Live Review: Kiven


LA Zoo  Los Angeles, CA
The Players: Tyler Demorest, vocals, guitar, keyboards; Matt Cohen, bass; Danny Schnair, guitar; and Jake Reed, drums.

Material: Harnessing a refreshing sound is no easy task, but KIVEN has done just that. The band grooves through upbeat, effect-filled verses and crushes strong, ball-breaking choruses that make you want to rage. Tight breakdowns, which seem influenced by progressive rock, add complexity to the already well-structured songs. While the backdrop is painted with crunchy guitar tones and hard-hitting beats, Demorest’s clean vocals starkly contrast and complement the music.
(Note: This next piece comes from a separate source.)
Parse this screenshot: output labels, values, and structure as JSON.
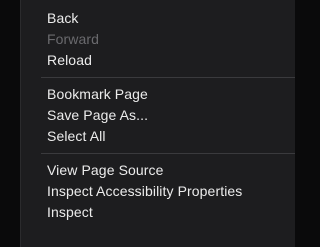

The powerful build-ups and dynamic changes can be attributed to the band’s songwriting ability. Although the band has a well-rehearsed songbook, the recorded material could be beefier, as is the tracks possess too much empty space.

Musicianship: Demorest holds down his rhythm guitar and keyboard parts while singing with bravado. He often strains to hit the higher notes, but compensates with his gentle, refined falsetto. Cohen harmonizes beautifully with Demorest and has impeccable bass tone. Cohen could up his volume, though, to gel better with Reed’s heavy handed grooves. Reed, while offering great right hand ostinatos, could hit more assertively on his fills. Although Schnair confidently strums his axe, his solos are sometimes sloppy and notes get muddled in his distortion heavy tone.

Performance: KIVEN began the show with a crunchy groove, establishing a raw, intrusive attitude that carried throughout the set. Members interacted on stage and engaged the head-nodding audience. Cohen tastefully laid down the opening lick of “In the Fire” and fellow bandmembers joined in to steamroll through big choruses and up-tempo verses. After a few songs, though, Schnair’s overwhelming distortion became obtrusive and created an imbalance in the mix.

Live versions of “Living for the Alarm” and “Stasis” packed a visceral element that the recorded material lacks, and the band should aspire to incorporate more of that cathartic energy. Demorest had the audience firm in his grasp by the sensual, calm “Come and Go” and didn’t release until the roaring climax of “Canyon Bridge.” The final songs left the audience wanting more.

Summary: KIVEN possesses the attitude and musicianship to contend with the bigger names in rock. Some vocal polishing, simpler effects, and adding a primal element to the music will enhance the already well-composed material.

– Vincent Stevens